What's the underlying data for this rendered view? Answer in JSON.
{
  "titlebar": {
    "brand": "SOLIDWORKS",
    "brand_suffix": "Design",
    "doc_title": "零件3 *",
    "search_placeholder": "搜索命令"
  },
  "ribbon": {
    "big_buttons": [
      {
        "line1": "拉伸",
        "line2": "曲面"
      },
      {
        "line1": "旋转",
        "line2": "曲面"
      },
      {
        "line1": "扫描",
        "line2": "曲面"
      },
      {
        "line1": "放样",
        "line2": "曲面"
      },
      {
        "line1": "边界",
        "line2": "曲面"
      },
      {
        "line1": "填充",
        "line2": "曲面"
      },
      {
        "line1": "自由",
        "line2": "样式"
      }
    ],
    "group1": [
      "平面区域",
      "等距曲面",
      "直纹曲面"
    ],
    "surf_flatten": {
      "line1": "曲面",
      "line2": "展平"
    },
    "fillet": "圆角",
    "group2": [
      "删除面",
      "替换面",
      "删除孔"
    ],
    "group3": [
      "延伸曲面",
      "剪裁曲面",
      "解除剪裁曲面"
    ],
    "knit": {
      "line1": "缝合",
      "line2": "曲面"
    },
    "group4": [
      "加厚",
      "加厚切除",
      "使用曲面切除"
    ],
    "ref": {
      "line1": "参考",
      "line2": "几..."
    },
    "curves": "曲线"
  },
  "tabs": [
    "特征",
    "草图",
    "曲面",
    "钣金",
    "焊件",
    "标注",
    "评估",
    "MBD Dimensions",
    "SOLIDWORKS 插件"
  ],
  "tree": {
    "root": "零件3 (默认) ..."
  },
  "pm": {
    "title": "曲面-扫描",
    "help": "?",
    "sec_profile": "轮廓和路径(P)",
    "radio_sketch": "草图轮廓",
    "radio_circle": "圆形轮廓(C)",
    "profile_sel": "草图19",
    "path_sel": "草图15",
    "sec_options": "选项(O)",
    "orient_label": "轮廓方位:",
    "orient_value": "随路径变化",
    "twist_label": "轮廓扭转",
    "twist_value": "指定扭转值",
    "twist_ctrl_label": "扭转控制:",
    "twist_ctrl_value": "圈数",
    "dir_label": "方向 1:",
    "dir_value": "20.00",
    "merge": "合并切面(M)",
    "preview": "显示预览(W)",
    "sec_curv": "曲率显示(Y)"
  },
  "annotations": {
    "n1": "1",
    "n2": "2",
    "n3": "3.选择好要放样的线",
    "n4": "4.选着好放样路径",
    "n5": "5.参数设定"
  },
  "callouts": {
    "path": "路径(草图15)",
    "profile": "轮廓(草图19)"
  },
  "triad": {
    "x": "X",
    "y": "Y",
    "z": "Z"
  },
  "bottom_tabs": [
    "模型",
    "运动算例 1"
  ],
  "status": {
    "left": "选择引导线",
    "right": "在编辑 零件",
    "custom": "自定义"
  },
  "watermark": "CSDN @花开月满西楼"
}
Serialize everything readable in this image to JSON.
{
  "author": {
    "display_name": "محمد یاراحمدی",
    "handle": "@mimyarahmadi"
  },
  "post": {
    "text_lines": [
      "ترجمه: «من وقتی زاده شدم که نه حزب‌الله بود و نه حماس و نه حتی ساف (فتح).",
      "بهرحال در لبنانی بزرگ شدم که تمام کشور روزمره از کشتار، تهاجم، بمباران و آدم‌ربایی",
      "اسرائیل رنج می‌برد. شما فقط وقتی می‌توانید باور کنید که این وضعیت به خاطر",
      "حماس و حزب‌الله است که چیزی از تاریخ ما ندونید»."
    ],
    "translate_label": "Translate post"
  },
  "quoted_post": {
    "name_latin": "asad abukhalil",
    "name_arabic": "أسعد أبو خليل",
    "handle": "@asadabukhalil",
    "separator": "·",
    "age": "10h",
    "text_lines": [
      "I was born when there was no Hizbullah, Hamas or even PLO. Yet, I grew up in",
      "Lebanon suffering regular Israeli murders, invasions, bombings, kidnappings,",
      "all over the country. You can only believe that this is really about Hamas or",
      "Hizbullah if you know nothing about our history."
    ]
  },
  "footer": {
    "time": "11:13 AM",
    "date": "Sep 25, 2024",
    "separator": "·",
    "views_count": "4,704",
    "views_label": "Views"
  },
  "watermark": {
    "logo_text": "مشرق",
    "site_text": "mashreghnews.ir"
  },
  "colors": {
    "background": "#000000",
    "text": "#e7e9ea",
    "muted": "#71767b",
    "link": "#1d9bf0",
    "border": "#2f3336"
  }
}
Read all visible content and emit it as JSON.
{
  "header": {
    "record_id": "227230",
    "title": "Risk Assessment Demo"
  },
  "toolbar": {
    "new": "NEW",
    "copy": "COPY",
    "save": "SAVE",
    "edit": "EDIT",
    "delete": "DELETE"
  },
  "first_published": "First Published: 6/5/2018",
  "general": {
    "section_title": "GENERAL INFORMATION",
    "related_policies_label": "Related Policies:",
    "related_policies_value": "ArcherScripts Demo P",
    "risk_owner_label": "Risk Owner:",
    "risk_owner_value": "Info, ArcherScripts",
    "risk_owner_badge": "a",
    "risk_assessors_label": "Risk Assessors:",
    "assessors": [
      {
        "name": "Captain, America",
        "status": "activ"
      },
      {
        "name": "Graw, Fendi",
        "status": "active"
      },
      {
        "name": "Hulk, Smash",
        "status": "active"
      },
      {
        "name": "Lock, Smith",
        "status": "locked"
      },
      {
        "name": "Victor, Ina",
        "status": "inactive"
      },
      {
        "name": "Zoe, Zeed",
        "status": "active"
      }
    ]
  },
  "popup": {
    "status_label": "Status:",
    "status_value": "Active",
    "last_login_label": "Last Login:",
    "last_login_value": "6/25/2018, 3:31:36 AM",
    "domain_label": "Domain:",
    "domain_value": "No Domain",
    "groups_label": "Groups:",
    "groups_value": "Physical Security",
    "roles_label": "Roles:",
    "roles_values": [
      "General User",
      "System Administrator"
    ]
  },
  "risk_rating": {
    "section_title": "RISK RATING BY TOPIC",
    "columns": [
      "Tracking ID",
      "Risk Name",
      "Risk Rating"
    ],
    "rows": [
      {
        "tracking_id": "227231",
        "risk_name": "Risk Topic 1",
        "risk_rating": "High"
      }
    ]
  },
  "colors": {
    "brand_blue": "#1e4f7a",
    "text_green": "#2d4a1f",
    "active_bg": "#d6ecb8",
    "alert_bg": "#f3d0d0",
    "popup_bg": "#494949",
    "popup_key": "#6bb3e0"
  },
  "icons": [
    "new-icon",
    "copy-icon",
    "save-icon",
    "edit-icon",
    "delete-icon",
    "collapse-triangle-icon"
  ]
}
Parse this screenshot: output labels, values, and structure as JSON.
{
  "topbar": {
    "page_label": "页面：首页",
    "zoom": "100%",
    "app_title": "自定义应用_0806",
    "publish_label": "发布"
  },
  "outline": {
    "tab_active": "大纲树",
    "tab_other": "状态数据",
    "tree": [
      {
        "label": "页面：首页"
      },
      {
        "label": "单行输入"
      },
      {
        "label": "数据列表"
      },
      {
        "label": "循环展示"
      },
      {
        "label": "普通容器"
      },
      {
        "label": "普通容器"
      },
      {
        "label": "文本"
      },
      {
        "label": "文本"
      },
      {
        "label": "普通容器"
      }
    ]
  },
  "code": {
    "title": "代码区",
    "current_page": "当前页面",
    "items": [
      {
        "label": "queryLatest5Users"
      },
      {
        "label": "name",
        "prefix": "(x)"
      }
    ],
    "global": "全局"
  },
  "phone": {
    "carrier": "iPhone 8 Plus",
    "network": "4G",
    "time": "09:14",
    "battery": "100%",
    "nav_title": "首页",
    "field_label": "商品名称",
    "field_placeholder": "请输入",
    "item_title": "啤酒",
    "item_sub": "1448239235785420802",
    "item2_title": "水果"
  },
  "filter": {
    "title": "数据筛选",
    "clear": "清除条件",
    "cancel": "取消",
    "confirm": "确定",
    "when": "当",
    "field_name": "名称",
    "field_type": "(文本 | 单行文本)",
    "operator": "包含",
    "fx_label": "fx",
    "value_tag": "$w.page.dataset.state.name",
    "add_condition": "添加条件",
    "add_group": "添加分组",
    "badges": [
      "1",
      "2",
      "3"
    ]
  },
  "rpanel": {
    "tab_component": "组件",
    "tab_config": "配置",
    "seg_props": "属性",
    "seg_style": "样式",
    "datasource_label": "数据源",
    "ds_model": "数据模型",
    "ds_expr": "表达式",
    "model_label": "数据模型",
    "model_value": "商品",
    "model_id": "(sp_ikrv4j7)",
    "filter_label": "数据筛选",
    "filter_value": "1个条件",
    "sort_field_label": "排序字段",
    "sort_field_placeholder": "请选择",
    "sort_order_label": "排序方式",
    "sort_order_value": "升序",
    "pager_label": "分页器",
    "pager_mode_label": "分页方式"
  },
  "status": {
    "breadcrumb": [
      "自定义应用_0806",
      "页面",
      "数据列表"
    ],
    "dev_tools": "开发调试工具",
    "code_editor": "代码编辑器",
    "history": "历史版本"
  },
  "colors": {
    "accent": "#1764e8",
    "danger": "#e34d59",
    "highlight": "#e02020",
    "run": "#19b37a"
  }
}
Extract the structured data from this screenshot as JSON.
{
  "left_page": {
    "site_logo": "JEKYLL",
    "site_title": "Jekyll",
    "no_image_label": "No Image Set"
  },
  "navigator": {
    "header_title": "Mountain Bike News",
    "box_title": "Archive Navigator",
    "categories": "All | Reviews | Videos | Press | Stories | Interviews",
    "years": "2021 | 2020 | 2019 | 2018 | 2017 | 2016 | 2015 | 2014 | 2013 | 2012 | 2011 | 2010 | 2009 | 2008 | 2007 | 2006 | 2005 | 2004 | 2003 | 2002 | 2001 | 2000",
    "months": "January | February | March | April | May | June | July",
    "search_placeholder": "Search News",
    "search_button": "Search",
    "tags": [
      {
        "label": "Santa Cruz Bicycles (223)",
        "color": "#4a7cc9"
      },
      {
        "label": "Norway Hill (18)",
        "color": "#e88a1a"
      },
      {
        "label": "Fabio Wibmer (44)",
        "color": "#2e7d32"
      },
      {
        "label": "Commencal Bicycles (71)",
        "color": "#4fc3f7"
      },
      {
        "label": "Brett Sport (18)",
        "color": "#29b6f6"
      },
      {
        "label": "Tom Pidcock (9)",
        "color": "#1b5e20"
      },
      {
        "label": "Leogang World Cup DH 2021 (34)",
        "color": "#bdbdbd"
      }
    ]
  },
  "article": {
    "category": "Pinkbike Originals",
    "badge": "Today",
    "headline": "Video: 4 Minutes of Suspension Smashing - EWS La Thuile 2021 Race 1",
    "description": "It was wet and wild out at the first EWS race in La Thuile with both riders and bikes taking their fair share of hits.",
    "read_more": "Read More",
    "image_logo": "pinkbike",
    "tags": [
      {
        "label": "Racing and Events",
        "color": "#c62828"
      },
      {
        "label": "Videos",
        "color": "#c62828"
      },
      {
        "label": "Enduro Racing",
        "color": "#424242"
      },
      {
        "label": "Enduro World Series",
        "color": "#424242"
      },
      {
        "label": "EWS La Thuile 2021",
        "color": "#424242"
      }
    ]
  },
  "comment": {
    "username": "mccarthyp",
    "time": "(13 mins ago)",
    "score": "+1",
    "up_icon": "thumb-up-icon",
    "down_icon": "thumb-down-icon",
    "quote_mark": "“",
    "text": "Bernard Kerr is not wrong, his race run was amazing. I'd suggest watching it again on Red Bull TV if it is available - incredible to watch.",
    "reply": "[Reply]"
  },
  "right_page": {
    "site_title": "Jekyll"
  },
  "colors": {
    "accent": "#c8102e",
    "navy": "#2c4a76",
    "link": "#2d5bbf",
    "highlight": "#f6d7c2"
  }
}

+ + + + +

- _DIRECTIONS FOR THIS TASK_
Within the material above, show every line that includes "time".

- _RESULT OF THE TASK_
    "time": "11:13 AM",
    "time": "09:14",
    "time": "(13 mins ago)",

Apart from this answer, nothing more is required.